Kyle Lambert, a Manchester-based visual artist, creates some wildly inspired things, including Toy Shining, which takes Toy Story characters and inserts them into Stanley Kubrick's imaging of the The Shining. Click here to see more.
The above image was the announcement Ellen DeGeneres made (obviousy with Disney's blessing) this week about the coming sequel to Finding Nemo. Finding Dory will pick up the story of the blue fish with the terrible memory, and evidently will be centered on the waters off California.
Finding Nemo is a movie I've seen countless times. We took our son to it when he was a preschooler, and the subsequent DVD played well over once or twice. The themes of parenting must have resonated too. Plus, those seagulls!
I'm not at all surprised that Pixar is reaching into libraries for sequels (Monsters U. is up next), but the one I want to see the most remains nothing more than good wishes.
The Incredibles, from 2004, is the Pixar movie that really knocked my socks off. I loved the story, I liked seeing how the movie dealt with the contentious themes of encouraging kids to excel rather than merely participate, I loved how it made a meal out of the imagery and ideas of the Silver Age of comics, and I thought so much of Michael Giacchino's score that I bought the soundtrack.
The writer and director, Brad Bird, has mused about putting together a sequel, but nothing has happened yet. Bird has been preoccupied with other things, like the last Mission: Impossible movie and the forthcoming sci-fi movie Tomorrowland, which may or may not have a lot to do with the Disney theme park of the same name, but which will be shooting in Vancouver later this year with the likes of George Clooney and Hugh Laurie.

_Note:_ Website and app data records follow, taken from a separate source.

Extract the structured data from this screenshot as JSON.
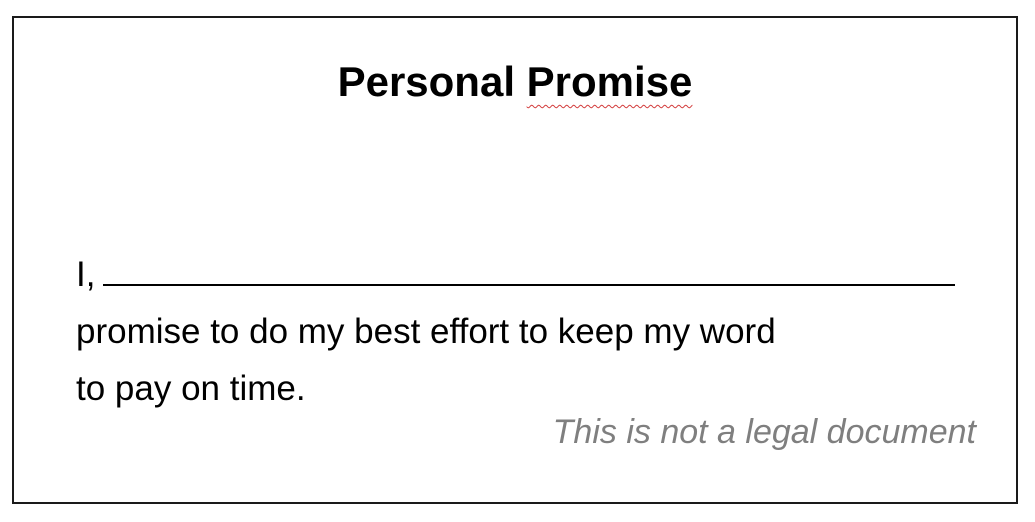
{
  "document": {
    "title_word1": "Personal",
    "title_word2": "Promise",
    "line1_prefix": "I,",
    "line2": "promise to do my best effort to keep my word",
    "line3": "to pay on time.",
    "disclaimer": "This is not a legal document"
  },
  "colors": {
    "border": "#1a1a1a",
    "text": "#000000",
    "disclaimer": "#7f7f7f",
    "spellcheck": "#d23a3a"
  }
}
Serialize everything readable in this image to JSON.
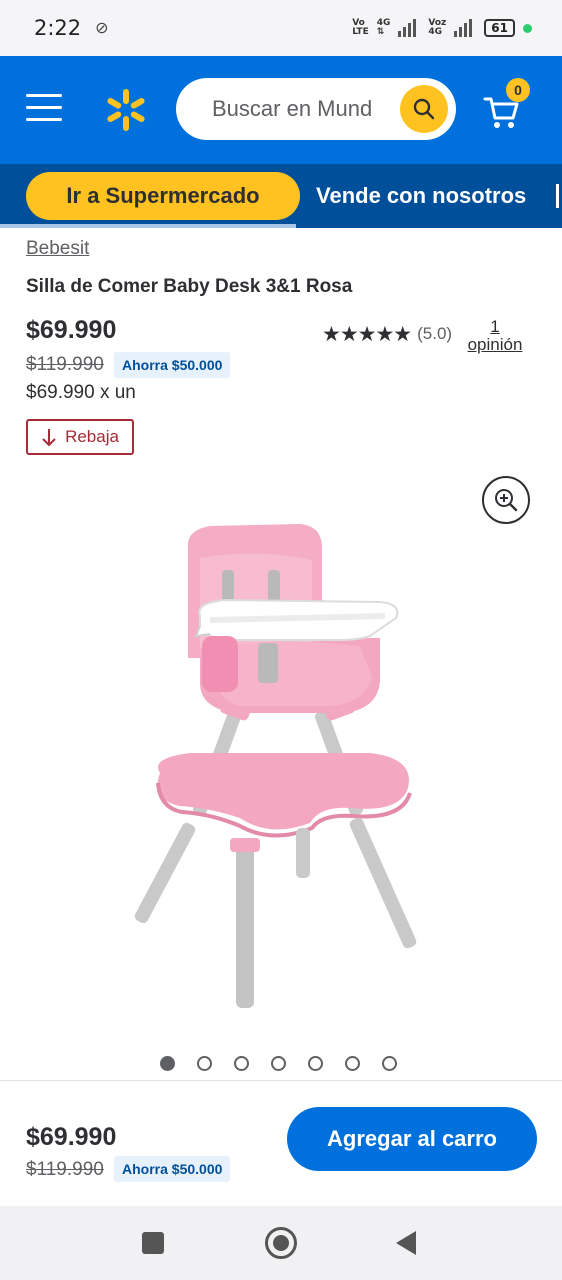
{
  "status_bar": {
    "time": "2:22",
    "net1_top": "Vo",
    "net1_bottom": "LTE",
    "net2_top": "4G",
    "net3_top": "Voz",
    "net3_bottom": "4G",
    "battery": "61"
  },
  "header": {
    "search_placeholder": "Buscar en Mundo Walmart",
    "search_visible": "Buscar en Mund",
    "cart_count": "0",
    "brand_color": "#0071dc",
    "accent_color": "#ffc220"
  },
  "subnav": {
    "primary_label": "Ir a Supermercado",
    "secondary_label": "Vende con nosotros"
  },
  "product": {
    "brand": "Bebesit",
    "title": "Silla de Comer Baby Desk 3&1 Rosa",
    "price": "$69.990",
    "old_price": "$119.990",
    "savings": "Ahorra $50.000",
    "unit_price": "$69.990 x un",
    "stars": "★★★★★",
    "rating": "(5.0)",
    "reviews_count": "1",
    "reviews_label": "opinión",
    "rollback_label": "Rebaja",
    "image_count": 7,
    "active_image": 1
  },
  "bottom_bar": {
    "price": "$69.990",
    "old_price": "$119.990",
    "savings": "Ahorra $50.000",
    "add_to_cart": "Agregar al carro"
  }
}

So, no Dash, Violet or Jack-Jack (the baby who, a subsequent short later showed, has firemonster powers) for the time being. Fingers, though, remain crossed.
The Muppets, the movie that is, is funny enough, but it gets off to a great start with another animated short featuring the Toy Story characters. Small Fry involves Buzz Lightyear getting trapped with a support group made of abandoned Happy Meal-like toys, with a tiny Buzz determined to be played with. It's a hoot, with more sight gags and jokes (my favourite toy: Tae Kwon Doe, a deer that does martial arts) than many full-length features. Here's a taste.
Pixar's next big thing will be Brave, due out next summer. Pixar's trailers can be real teases, and not necessarily indicative of what the film will be. (The Incredibles' first teaser, for instance, had me set up for a very different kind of movie ... although I have to stress I was blown away by what came out.)
Brad Bird's The Incredibles is not only one of my favourite animated movies, it's among my favourite, period. I love the characters, the story, the breezy recreation of silver-age comicdom, the in-jokes, the performances (Sarah Vowell's Violet, Holly Hunter's Elastigirl/Helen and particularly Brad Bird's Edna Mode) and especially the fantastic score by Michael Giacchino. It's a film we watch together at least once a year.
The DVD set itself was good, with extras that included Easter eggs galore, including a hilarious recreation of the plot done with sock puppets. Now there's news of a new edition for Blu-Ray, with new features, set to come out in April.
The catch: we don't yet have a Blu-Ray machine. I've put off the decision for, well, ages. We have, after all, managed. This might be the tipping point.
I've found every Pixar movie enjoyable, some more than others. Up blew me away: a movie that works as an adventure for kids, and as ... well, I'm not sure exactly what it does for, or to, grown-ups. Part fantasy, part meditatation on aging, part envelope-pusher for animation.
As this post in Paste explains, National Geographic recreated Carl's floating house for an upcoming television series, to air in the fall. Check out the gallery: I'm intrigued.
Dot Dot Dot is Morse code for the letter 'S,' the full message Guglielmo Marconi claimed to have received atop Signal Hill in St. John's in 1901. It ushered in the age of telecommunications. My maternal grandfather worked as a telegraph operator for Canadian Marconi on Signal Hill for many years.
As well, I have a habit of overusing the ellipsis when I write ... as frequent readers might notice.